Liechtenstein’s government has recently submitted a proposal for consultation, which aims to extend legal assistance in criminal tax matters by implementing changes to the Principality’s existing legal assistance law and by agreeing to the additional protocol to the European legal aid agreement.
Under current law, providing legal assistance in criminal tax matters is strictly prohibited. Liechtenstein’s government maintains in its release, however, that although there are three exceptions to this, the provisions are currently very limited both as regards their content and as regards the circle of countries with which such requests are accepted.

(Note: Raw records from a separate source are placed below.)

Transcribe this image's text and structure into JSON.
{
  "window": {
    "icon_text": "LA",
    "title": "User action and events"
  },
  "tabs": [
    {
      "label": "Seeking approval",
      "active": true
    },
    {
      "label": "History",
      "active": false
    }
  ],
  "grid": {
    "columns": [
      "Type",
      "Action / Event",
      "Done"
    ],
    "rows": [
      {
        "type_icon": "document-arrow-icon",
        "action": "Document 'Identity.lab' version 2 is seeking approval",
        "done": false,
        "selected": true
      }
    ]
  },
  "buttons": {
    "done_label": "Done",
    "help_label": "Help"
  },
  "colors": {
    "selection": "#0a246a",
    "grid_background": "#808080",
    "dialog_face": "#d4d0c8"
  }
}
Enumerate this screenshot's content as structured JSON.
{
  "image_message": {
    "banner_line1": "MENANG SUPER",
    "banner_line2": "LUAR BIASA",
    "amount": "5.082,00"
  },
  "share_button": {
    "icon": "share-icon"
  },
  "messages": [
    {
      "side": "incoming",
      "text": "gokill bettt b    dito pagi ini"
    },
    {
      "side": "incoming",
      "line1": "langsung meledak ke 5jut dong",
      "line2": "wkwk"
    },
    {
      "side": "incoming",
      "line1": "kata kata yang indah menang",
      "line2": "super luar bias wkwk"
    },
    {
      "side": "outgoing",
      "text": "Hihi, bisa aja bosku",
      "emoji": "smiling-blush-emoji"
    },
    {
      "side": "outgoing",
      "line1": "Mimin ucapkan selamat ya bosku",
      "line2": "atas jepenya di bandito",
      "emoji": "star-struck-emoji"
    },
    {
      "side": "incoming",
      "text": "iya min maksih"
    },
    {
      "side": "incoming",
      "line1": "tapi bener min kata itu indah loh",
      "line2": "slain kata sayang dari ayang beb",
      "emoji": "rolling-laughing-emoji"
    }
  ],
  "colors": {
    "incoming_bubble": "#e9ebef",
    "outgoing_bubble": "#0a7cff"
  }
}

The government explains that with its declaration of March 12, 2009, Liechtenstein agreed with the states concerned to implement international standards pertaining to an exchange of information in tax matters. It notes that in the tax information and double taxation agreements that have so far been concluded, the Principality has pledged to provide comprehensive mutual assistance, including searches and seizures, some of which fall outside of its own criminal tax proceedings.

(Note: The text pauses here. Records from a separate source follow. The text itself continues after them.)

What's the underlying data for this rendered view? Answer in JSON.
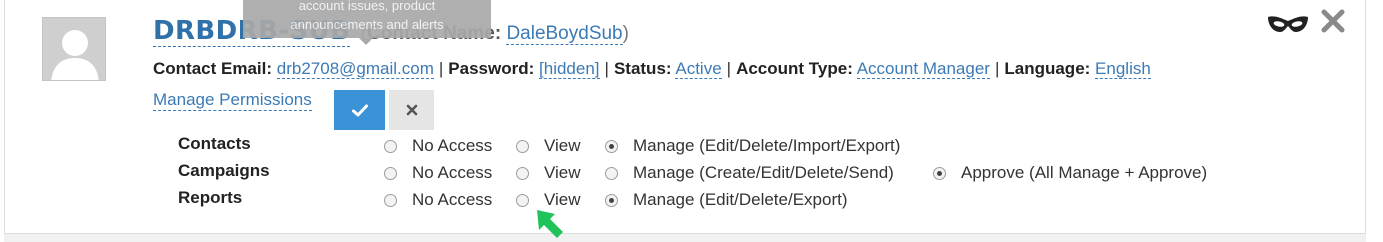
{
  "tooltip": {
    "line1": "account issues, product",
    "line2": "announcements and alerts"
  },
  "account": {
    "title": "DRBDRB-SUB",
    "contact_name_prefix": "(",
    "contact_name_label": "Contact Name:",
    "contact_name_value": "DaleBoydSub",
    "contact_name_suffix": ")"
  },
  "info": {
    "email_label": "Contact Email:",
    "email_value": "drb2708@gmail.com",
    "password_label": "Password:",
    "password_value": "[hidden]",
    "status_label": "Status:",
    "status_value": "Active",
    "account_type_label": "Account Type:",
    "account_type_value": "Account Manager",
    "language_label": "Language:",
    "language_value": "English",
    "separator": "|"
  },
  "manage_permissions_label": "Manage Permissions",
  "permissions": [
    {
      "label": "Contacts",
      "options": [
        {
          "label": "No Access",
          "checked": false
        },
        {
          "label": "View",
          "checked": false
        },
        {
          "label": "Manage (Edit/Delete/Import/Export)",
          "checked": true
        }
      ]
    },
    {
      "label": "Campaigns",
      "options": [
        {
          "label": "No Access",
          "checked": false
        },
        {
          "label": "View",
          "checked": false
        },
        {
          "label": "Manage (Create/Edit/Delete/Send)",
          "checked": false
        },
        {
          "label": "Approve (All Manage + Approve)",
          "checked": true
        }
      ]
    },
    {
      "label": "Reports",
      "options": [
        {
          "label": "No Access",
          "checked": false
        },
        {
          "label": "View",
          "checked": false
        },
        {
          "label": "Manage (Edit/Delete/Export)",
          "checked": true
        }
      ]
    }
  ],
  "icons": {
    "avatar": "default-user-avatar",
    "confirm": "checkmark-icon",
    "cancel": "x-icon",
    "impersonate": "mask-icon",
    "close": "close-icon",
    "pointer": "green-cursor-arrow"
  },
  "colors": {
    "link": "#3c7ab5",
    "title": "#3071a9",
    "confirm_button": "#3a93d6",
    "cancel_button": "#e5e5e5",
    "cursor": "#1fc35a"
  }
}
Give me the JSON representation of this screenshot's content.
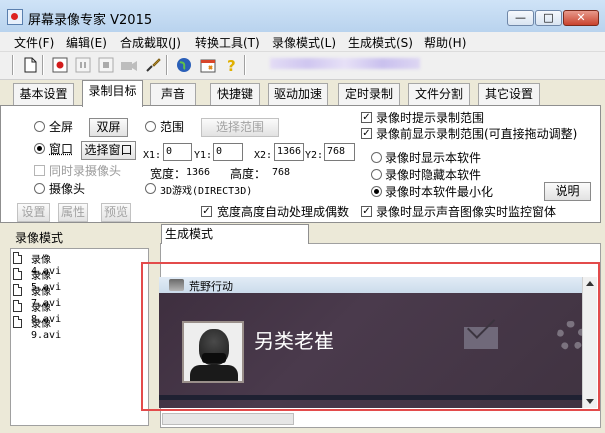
{
  "window": {
    "title": "屏幕录像专家 V2015",
    "min": "—",
    "max": "□",
    "close": "✕"
  },
  "menu": [
    "文件(F)",
    "编辑(E)",
    "合成截取(J)",
    "转换工具(T)",
    "录像模式(L)",
    "生成模式(S)",
    "帮助(H)"
  ],
  "toolbar_icons": [
    "new-file-icon",
    "record-icon",
    "pause-icon",
    "stop-icon",
    "camera-icon",
    "brush-icon",
    "globe-icon",
    "calendar-icon",
    "help-icon"
  ],
  "tabs": [
    "基本设置",
    "录制目标",
    "声音",
    "快捷键",
    "驱动加速",
    "定时录制",
    "文件分割",
    "其它设置"
  ],
  "active_tab": "录制目标",
  "target": {
    "fullscreen": "全屏",
    "dual_screen": "双屏",
    "range": "范围",
    "select_range": "选择范围",
    "window": "窗口",
    "select_window": "选择窗口",
    "x1_label": "X1:",
    "x1": "0",
    "y1_label": "Y1:",
    "y1": "0",
    "x2_label": "X2:",
    "x2": "1366",
    "y2_label": "Y2:",
    "y2": "768",
    "also_camera": "同时录摄像头",
    "width_label": "宽度：",
    "width": "1366",
    "height_label": "高度：",
    "height": "768",
    "camera": "摄像头",
    "game3d": "3D游戏(DIRECT3D)",
    "settings": "设置",
    "props": "属性",
    "preview": "预览",
    "auto_even": "宽度高度自动处理成偶数"
  },
  "options": {
    "prompt_range": "录像时提示录制范围",
    "show_range": "录像前显示录制范围(可直接拖动调整)",
    "show_soft": "录像时显示本软件",
    "hide_soft": "录像时隐藏本软件",
    "minimize_soft": "录像时本软件最小化",
    "explain": "说明",
    "show_monitor": "录像时显示声音图像实时监控窗体"
  },
  "section": {
    "record_mode": "录像模式",
    "gen_mode": "生成模式"
  },
  "files": [
    "录像4.avi",
    "录像5.avi",
    "录像7.avi",
    "录像8.avi",
    "录像9.avi"
  ],
  "preview_window": {
    "title": "荒野行动",
    "player": "另类老崔"
  }
}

Consequently, the government argues that such restrictive legislation in the area of legal assistance in criminal tax matters is inconsistent with its newly adopted strategy and therefore carries a very real risk to the country’s reputation, which, it emphasizes, should not be underestimated.

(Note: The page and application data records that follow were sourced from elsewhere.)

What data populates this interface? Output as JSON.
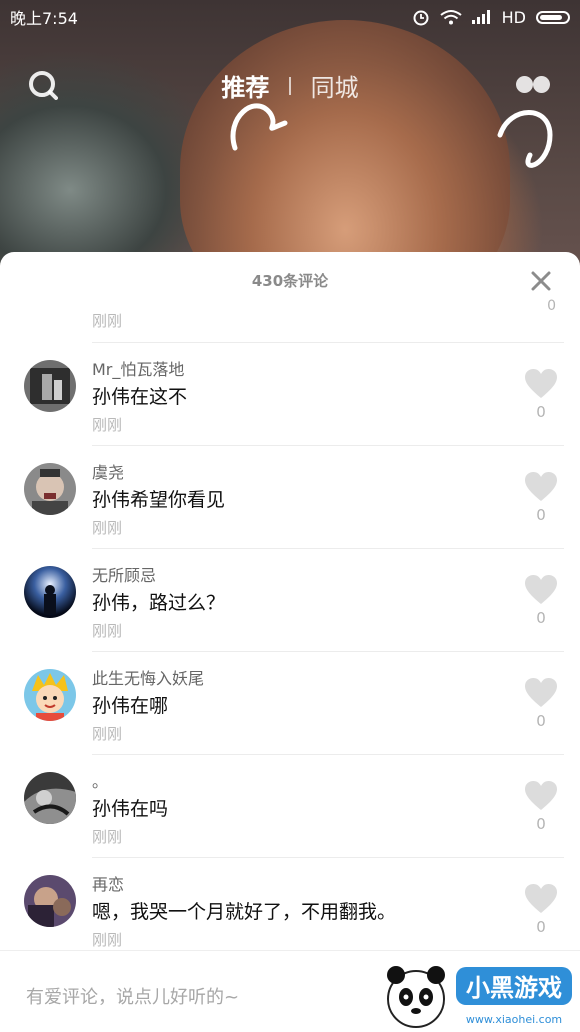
{
  "status_bar": {
    "time": "晚上7:54",
    "network": "HD"
  },
  "nav": {
    "tab_recommend": "推荐",
    "tab_local": "同城"
  },
  "sheet": {
    "title": "430条评论"
  },
  "partial": {
    "timestamp": "刚刚",
    "likes": "0"
  },
  "comments": [
    {
      "username": "Mr_怕瓦落地",
      "text": "孙伟在这不",
      "timestamp": "刚刚",
      "likes": "0"
    },
    {
      "username": "虞尧",
      "text": "孙伟希望你看见",
      "timestamp": "刚刚",
      "likes": "0"
    },
    {
      "username": "无所顾忌",
      "text": "孙伟，路过么？",
      "timestamp": "刚刚",
      "likes": "0"
    },
    {
      "username": "此生无悔入妖尾",
      "text": "孙伟在哪",
      "timestamp": "刚刚",
      "likes": "0"
    },
    {
      "username": "。",
      "text": "孙伟在吗",
      "timestamp": "刚刚",
      "likes": "0"
    },
    {
      "username": "再恋",
      "text": "嗯，我哭一个月就好了，不用翻我。",
      "timestamp": "刚刚",
      "likes": "0"
    }
  ],
  "input": {
    "placeholder": "有爱评论，说点儿好听的~"
  },
  "watermark": {
    "brand": "小黑游戏",
    "url": "www.xiaohei.com"
  },
  "colors": {
    "sheet_bg": "#ffffff",
    "muted_text": "#b9b9b9",
    "like_icon": "#dcdcdc",
    "watermark_blue": "#2f8fd8"
  }
}
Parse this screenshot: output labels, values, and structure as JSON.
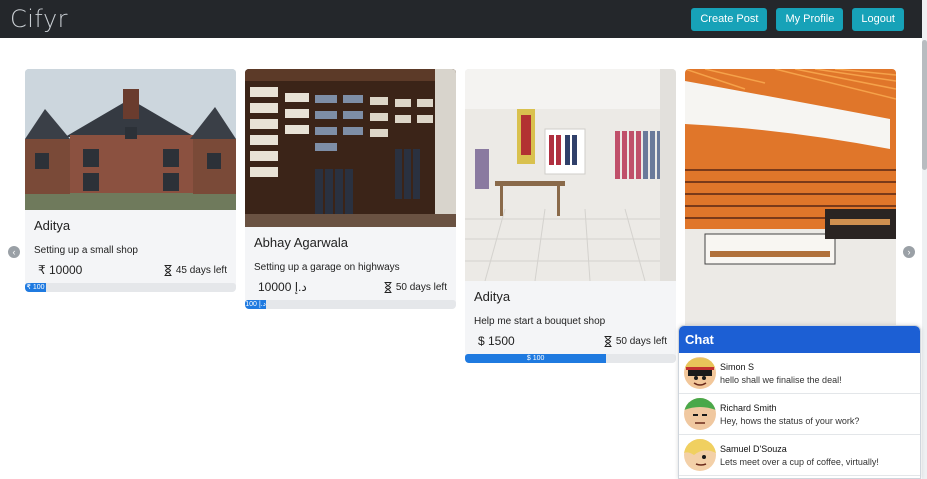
{
  "nav": {
    "brand": "Cifyr",
    "buttons": [
      "Create Post",
      "My Profile",
      "Logout"
    ]
  },
  "carousel": {
    "cards": [
      {
        "owner": "Aditya",
        "description": "Setting up a small shop",
        "amount": "₹ 10000",
        "days_left": "45 days left",
        "progress_label": "₹ 100",
        "progress_fraction": 0.1,
        "image": "brick-house-photo"
      },
      {
        "owner": "Abhay Agarwala",
        "description": "Setting up a garage on highways",
        "amount": "د.إ 10000",
        "days_left": "50 days left",
        "progress_label": "د.إ 100",
        "progress_fraction": 0.1,
        "image": "clothing-shelves-photo"
      },
      {
        "owner": "Aditya",
        "description": "Help me start a bouquet shop",
        "amount": "$ 1500",
        "days_left": "50 days left",
        "progress_label": "$ 100",
        "progress_fraction": 0.67,
        "image": "boutique-interior-photo"
      },
      {
        "owner": "",
        "description": "",
        "amount": "",
        "days_left": "",
        "progress_label": "",
        "progress_fraction": 0,
        "image": "bakery-counter-photo"
      }
    ],
    "dots": 6,
    "active_dot": 0
  },
  "chat": {
    "title": "Chat",
    "conversations": [
      {
        "name": "Simon S",
        "message": "hello shall we finalise the deal!",
        "avatar": "straw-hat-avatar"
      },
      {
        "name": "Richard Smith",
        "message": "Hey, hows the status of your work?",
        "avatar": "green-hair-avatar"
      },
      {
        "name": "Samuel D'Souza",
        "message": "Lets meet over a cup of coffee, virtually!",
        "avatar": "blonde-avatar"
      }
    ]
  },
  "colors": {
    "navbar": "#24272b",
    "accent": "#17a2b8",
    "progress": "#1f7ae0",
    "chat_header": "#1c5fd4"
  }
}
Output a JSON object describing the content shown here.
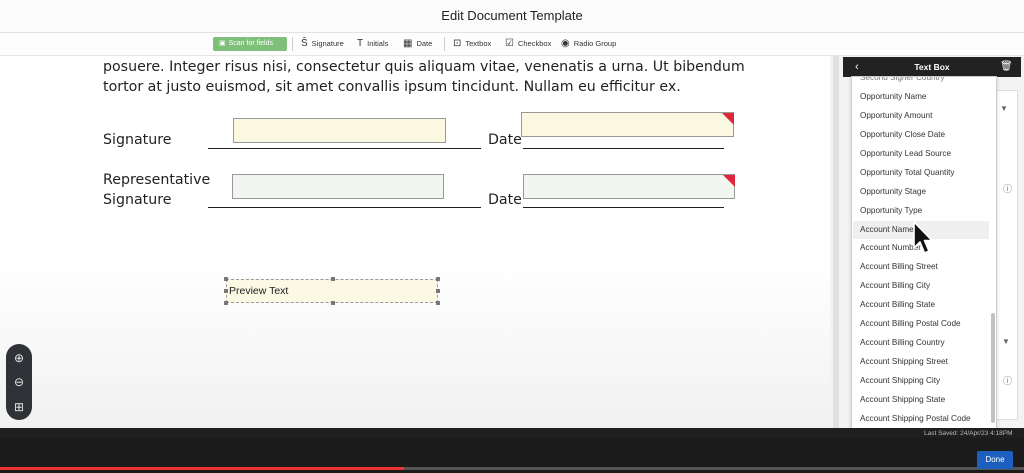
{
  "window": {
    "title": "Edit Document Template"
  },
  "toolbar": {
    "scan_label": "Scan for fields",
    "tools": [
      {
        "label": "Signature",
        "icon": "signature-icon"
      },
      {
        "label": "Initials",
        "icon": "initials-icon"
      },
      {
        "label": "Date",
        "icon": "calendar-icon"
      },
      {
        "label": "Textbox",
        "icon": "textbox-icon"
      },
      {
        "label": "Checkbox",
        "icon": "checkbox-icon"
      },
      {
        "label": "Radio Group",
        "icon": "radio-icon"
      }
    ]
  },
  "document": {
    "paragraph": "posuere. Integer risus nisi, consectetur quis aliquam vitae, venenatis a urna. Ut bibendum tortor at justo euismod, sit amet convallis ipsum tincidunt. Nullam eu efficitur ex.",
    "signature_label": "Signature",
    "date_label": "Date",
    "rep_signature_label_1": "Representative",
    "rep_signature_label_2": "Signature",
    "date_label_2": "Date",
    "preview_text": "Preview Text"
  },
  "panel": {
    "title": "Text Box",
    "cut_off_item": "Second Signer Country",
    "options": [
      "Opportunity Name",
      "Opportunity Amount",
      "Opportunity Close Date",
      "Opportunity Lead Source",
      "Opportunity Total Quantity",
      "Opportunity Stage",
      "Opportunity Type",
      "Account Name",
      "Account Number",
      "Account Billing Street",
      "Account Billing City",
      "Account Billing State",
      "Account Billing Postal Code",
      "Account Billing Country",
      "Account Shipping Street",
      "Account Shipping City",
      "Account Shipping State",
      "Account Shipping Postal Code"
    ],
    "highlighted_option": "Account Name"
  },
  "footer": {
    "last_saved": "Last Saved: 24/Apr/23 4:18PM",
    "done_label": "Done",
    "playback_progress": 0.395
  },
  "colors": {
    "scan_button": "#7fbf7a",
    "panel_header": "#222222",
    "done_button": "#1d5fbf",
    "field_marker": "#e0263a",
    "progress": "#ee3333"
  }
}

Liechtenstein’s government has therefore proposed that the scope for providing legal assistance in criminal tax matters be widened. It has also underlined the need to agree to the additional protocol to the European agreement on legal assistance in criminal matters, and suggested that the general fiscal reservation provided for under article 51 of the country’s legal assistance law (RHG) should be removed and replaced by the introduction of a new article 51 paragraph 1 providing that limited legal assistance should also be permitted in the case of tax evasion.
The consultation period is due to last until July 29.